If you use the variable to receive values from Ingres, the variable can only be a scalar-valued variable.
The following example shows a message handling routine. It passes two scalar-valued variables as parameters: buffer, which is a character string, and secs, which is an integer variable.
## subroutine PrtMsg(buffer, secs)
## declare forms
## character*(*) buffer
## integer secs

## message buffer
## sleep secs

## end
Array Variables
The following syntax refers to an array variable:
arrayname (subscripts)
Syntax Notes:
Subscript the variable because only scalar-valued elements (integers, floating-point, and character strings) are legal EQUEL values.
The EQUEL preprocessor does not evaluate subscript values when the array is declared and referenced. Consequently, even though the preprocessor confirms that array subscripts have been used, it accepts illegal subscript values. You must make sure that the subscript is legal. For example, the preprocessor accepts both of the following references, even though only the first is correct:
## real salary(5) 
C  declaration

## APPEND TO employee (esal = salary(1)) 
C   Correct reference
## APPEND TO employee (esal = salary(-1)) 
C  Incorrect reference
Do not subscript arrays of variable addresses that are used with param target lists. For example:
## character*200 target 
## integer*4 addr(10) 

C Array of variable addresses

## RETRIEVE (PARAM (target, addr))
For more information about parameterized target lists, see Dynamically Built Param Statements.
The following example uses the variable "i" as a subscript. However, the variable does not need to be declared to EQUEL because array subscripts are not parsed or evaluated.
## character*8  frnams(3) 
   integer        i

   data         frnams /'empfrm', 'dptfrm'. 'hlpfrm'/

   do 10 i = 1, 3 
##    FORMINT frnams(i) 
10    continue 1 

##  character*8 formnames(3) / 'empfrm', 'deptform', 
integer i

do i=1,3
## Forminit formnames(i)
end do  

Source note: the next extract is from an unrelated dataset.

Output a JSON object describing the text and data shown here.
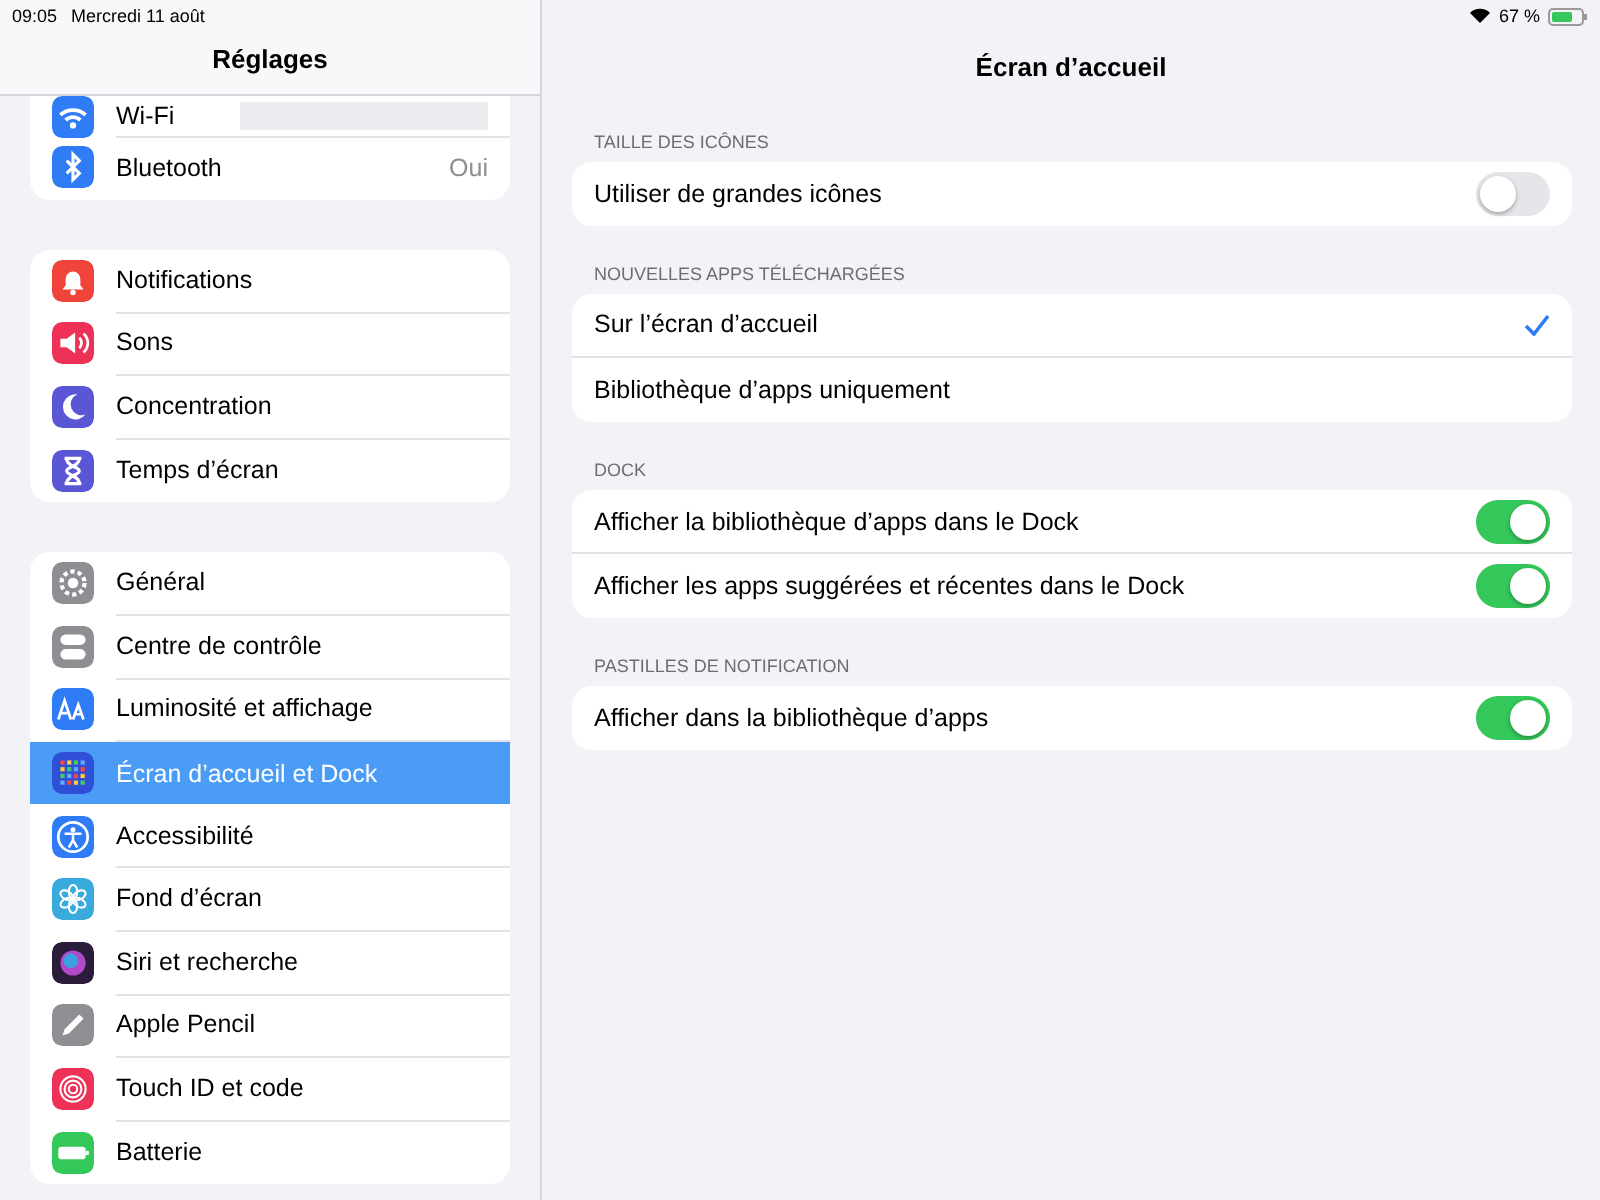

##    declare
##    character*8 formnames(3)/'empfrm','deptform','helpform'/
##    declare forms
       integer i
       character*(*) active
       do i=1,3
       active = formname(i)
##    Forminit active
       end do  
Structure Variables - VMS only
You cannot use a structure variable as a single entity. Only elementary structure members can communicate with Ingres data. This member must be a scalar value (integer, floating-point, or character string).
Using a Structure Member
The syntax EQUEL uses to refer to a structure member is the same as in Fortran:
Syntax Notes:
The structure member the above reference denotes must be a scalar value (integer, floating-point or character string). There can be any combination of arrays and structures, but the last object referenced must be a scalar value. Thus, the following references are all legal in an EQUEL statement, assuming they all translate to scalar values:
C     Member of a structure
C     Member of an element of an array 
C     Deeply nested member
In general, the preprocessor supports unambiguous and fully qualified structure member references.
Using Indicator Variables
The syntax for referring to an indicator variable is the same as for a simple variable, except that an indicator variable is always associated with a host variable:
Syntax Note:
The indicator variable can be a simple variable, an array element or a structure member that yields a short integer. For example:
## integer*2    indvar, indarr(5)
Last modified date: 06/10/2024